First is Eragon's oath to his cousin, Roran: to help rescue Roran's beloved from King Galbatorix's clutches. But Eragon owes his loyalty to others, too. The Varden are in desperate need of his talents and strength-as are the elves and dwarves. When unrest claims the rebels and danger strikes from every corner, Eragon must make choices-choices that will take him across the Empire and beyond, choices that may lead to unimagined sacrifice.
Eragon is the greatest hope to rid the land of tyranny. Can this once simple farm boy unite the rebel forces and defeat the king?
desire to prolong the agony of their parting. He stood where he was for a moment, gripping the hilt of the falchion and swaying as if he were dizzy. Already the dull ache of loneliness suffused him, and he felt small and isolated without the comforting presence of Saphira’s consciousness. I did this before, and I can do this again, he thought, and forced himself to square his shoulders and lift his chin. From underneath his cot, he removed the pack he had made during his trip from Helgrind. Into

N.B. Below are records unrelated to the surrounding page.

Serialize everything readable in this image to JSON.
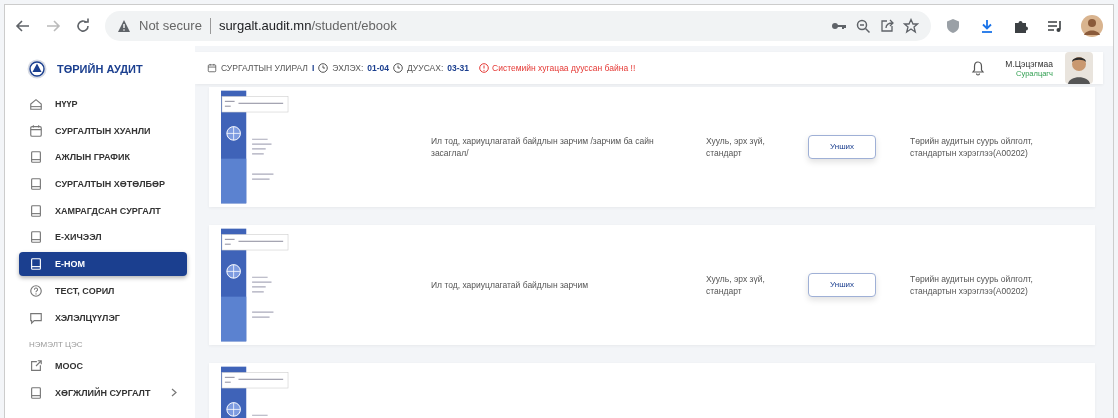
{
  "browser": {
    "security": "Not secure",
    "url_domain": "surgalt.audit.mn",
    "url_path": "/student/ebook"
  },
  "sidebar": {
    "logo": "ТӨРИЙН АУДИТ",
    "items": [
      {
        "label": "НҮҮР",
        "kind": "home",
        "selected": false
      },
      {
        "label": "СУРГАЛТЫН ХУАНЛИ",
        "kind": "calendar",
        "selected": false
      },
      {
        "label": "АЖЛЫН ГРАФИК",
        "kind": "book",
        "selected": false
      },
      {
        "label": "СУРГАЛТЫН ХӨТӨЛБӨР",
        "kind": "book",
        "selected": false
      },
      {
        "label": "ХАМРАГДСАН СУРГАЛТ",
        "kind": "book",
        "selected": false
      },
      {
        "label": "Е-ХИЧЭЭЛ",
        "kind": "book",
        "selected": false
      },
      {
        "label": "Е-НОМ",
        "kind": "book",
        "selected": true
      },
      {
        "label": "ТЕСТ, СОРИЛ",
        "kind": "help",
        "selected": false
      },
      {
        "label": "ХЭЛЭЛЦҮҮЛЭГ",
        "kind": "chat",
        "selected": false
      }
    ],
    "section_title": "НЭМЭЛТ ЦЭС",
    "extra_items": [
      {
        "label": "MOOC",
        "kind": "external",
        "selected": false,
        "expandable": false
      },
      {
        "label": "ХӨГЖЛИЙН СУРГАЛТ",
        "kind": "book",
        "selected": false,
        "expandable": true
      }
    ]
  },
  "header": {
    "term_label": "СУРГАЛТЫН УЛИРАЛ",
    "term": "I",
    "start_label": "ЭХЛЭХ:",
    "start": "01-04",
    "end_label": "ДУУСАХ:",
    "end": "03-31",
    "alert": "Системийн хугацаа дууссан байна !!"
  },
  "user": {
    "name": "М.Цэцэгмаа",
    "role": "Суралцагч"
  },
  "books": [
    {
      "kind": "full",
      "title": "Ил тод, хариуцлагатай байдлын зарчим /зарчим ба сайн засаглал/",
      "category": "Хууль, эрх зүй, стандарт",
      "button": "Унших",
      "course": "Төрийн аудитын суурь ойлголт, стандартын хэрэглээ(А00202)"
    },
    {
      "kind": "full",
      "title": "Ил тод, хариуцлагатай байдлын зарчим",
      "category": "Хууль, эрх зүй, стандарт",
      "button": "Унших",
      "course": "Төрийн аудитын суурь ойлголт, стандартын хэрэглээ(А00202)"
    },
    {
      "kind": "cover_only"
    }
  ]
}
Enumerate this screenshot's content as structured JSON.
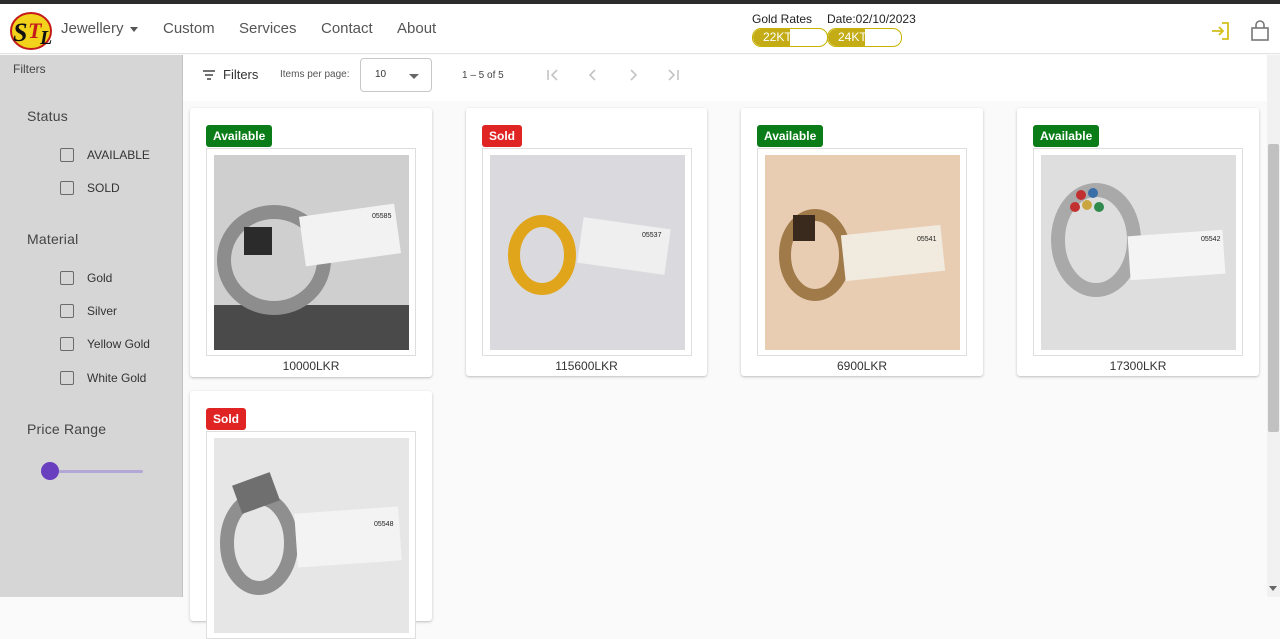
{
  "header": {
    "logo_text": "STL",
    "nav": [
      {
        "label": "Jewellery",
        "has_dropdown": true
      },
      {
        "label": "Custom"
      },
      {
        "label": "Services"
      },
      {
        "label": "Contact"
      },
      {
        "label": "About"
      }
    ],
    "gold_rates_label": "Gold Rates",
    "date_label": "Date:02/10/2023",
    "rates": [
      {
        "label": "22KT",
        "fill_fraction": 0.5
      },
      {
        "label": "24KT",
        "fill_fraction": 0.5
      }
    ],
    "icons": [
      "login-icon",
      "shopping-bag-icon"
    ],
    "accent_color": "#c8b400"
  },
  "sidebar": {
    "title": "Filters",
    "groups": [
      {
        "title": "Status",
        "options": [
          {
            "label": "AVAILABLE",
            "checked": false
          },
          {
            "label": "SOLD",
            "checked": false
          }
        ]
      },
      {
        "title": "Material",
        "options": [
          {
            "label": "Gold",
            "checked": false
          },
          {
            "label": "Silver",
            "checked": false
          },
          {
            "label": "Yellow Gold",
            "checked": false
          },
          {
            "label": "White Gold",
            "checked": false
          }
        ]
      },
      {
        "title": "Price Range",
        "slider_value_fraction": 0
      }
    ],
    "slider_color": "#6a3fbf"
  },
  "toolbar": {
    "filters_label": "Filters",
    "items_per_page_label": "Items per page:",
    "items_per_page_value": "10",
    "range_label": "1 – 5 of 5",
    "pagination_icons": [
      "first-page-icon",
      "previous-page-icon",
      "next-page-icon",
      "last-page-icon"
    ]
  },
  "products": [
    {
      "status": "Available",
      "price": "10000LKR",
      "tag_code": "05585"
    },
    {
      "status": "Sold",
      "price": "115600LKR",
      "tag_code": "05537"
    },
    {
      "status": "Available",
      "price": "6900LKR",
      "tag_code": "05541"
    },
    {
      "status": "Available",
      "price": "17300LKR",
      "tag_code": "05542"
    },
    {
      "status": "Sold",
      "price": "",
      "tag_code": "05548"
    }
  ],
  "status_colors": {
    "Available": "#0b7d18",
    "Sold": "#e02424"
  }
}
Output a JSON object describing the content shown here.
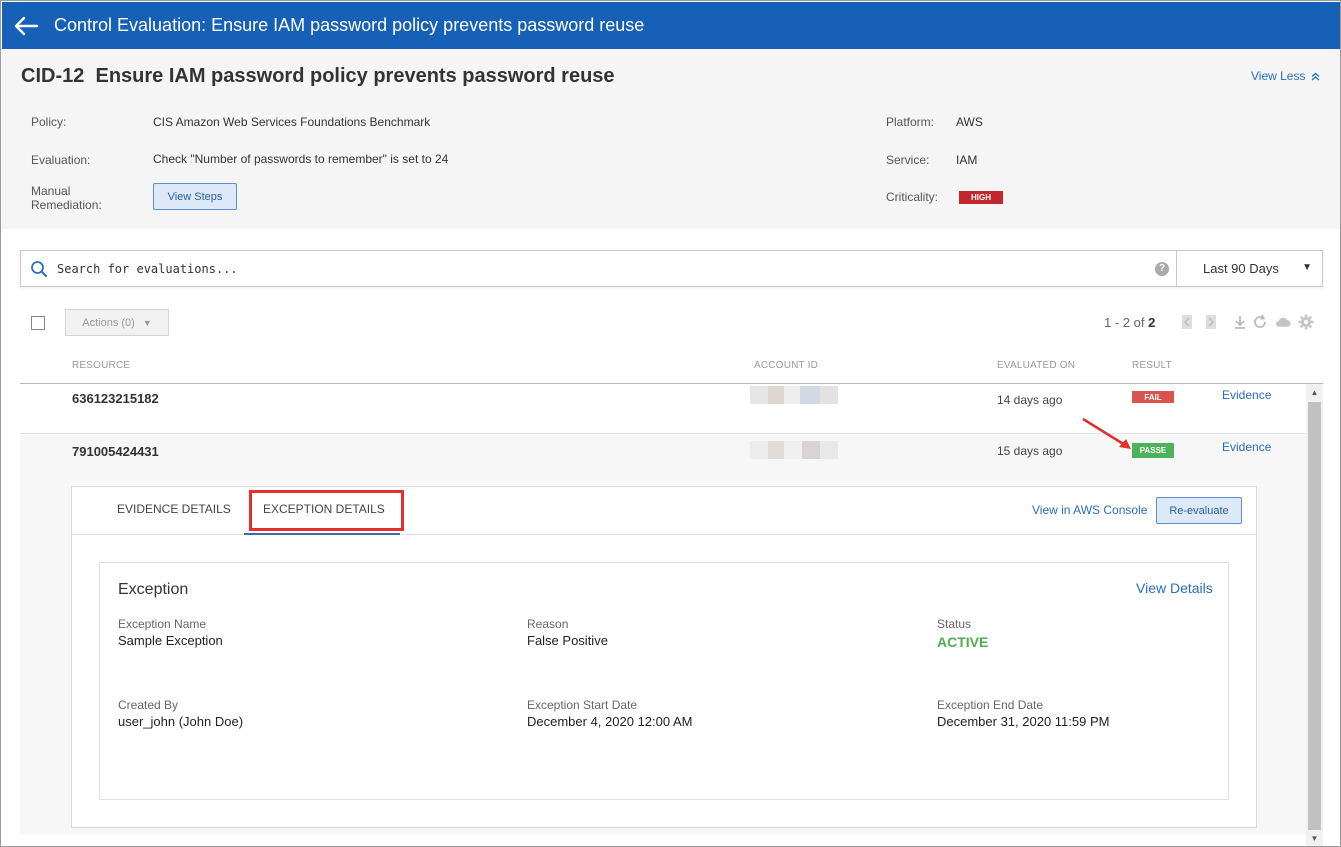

“Would you mind if I go to visit his family?” Eragon asked. “Among these rooms, there are stairs that lead below, am I right? We could leave without anyone being the wiser.” Orik thought for a moment, then nodded. “You’re right. The path is safe enough, and no one would think to look for you among the deep dwellers. They would come here first, and here they would otherwise find you. . . . Go, and do not return until I send a messenger for you, even if the Family of Mord turns you away and you
he should do instead, except to find a third path, one that was less obvious and less violent. Lifting his hand, as if in benediction, Eragon whispered, “Slytha.” Sloan’s manacles rattled as he went limp, falling into a profound sleep. As soon as he was sure the spell had taken hold, Eragon closed and locked the cell door again and replaced his wards around it. What are you up to, Eragon? asked Saphira. Wait until we’re together again. I’ll explain then. Explain what? You don’t have a plan.
turned around, they would have seen him. The captain of the soldiers spat on the ground by Eragon’s feet. “You don’t even look human yourself! You’re a traitor to your race, you are!” And with that, the man raised his shield and hefted his sword and slowly walked toward Eragon. “Shadeslayer,” growled the soldier. “Ha! I’d as soon believe my brother’s twelve-year-old son had killed a Shade as a youth like you.” Eragon waited until the captain was only a few feet away. Then he took a single step
she hoped, King Orrin’s followers. She offered a quick plea for strength to Gokukara, the praying mantis goddess, and then pulled on the knife. The sharpened steel slid through her skin so easily, she struggled to avoid cutting too deeply. She shuddered at the sensation. She wanted to fling the knife away and clutch her wound and scream. She did none of those things. She kept her muscles slack; if she tensed, the process would hurt all the more. And she kept smiling as, slowly, the blade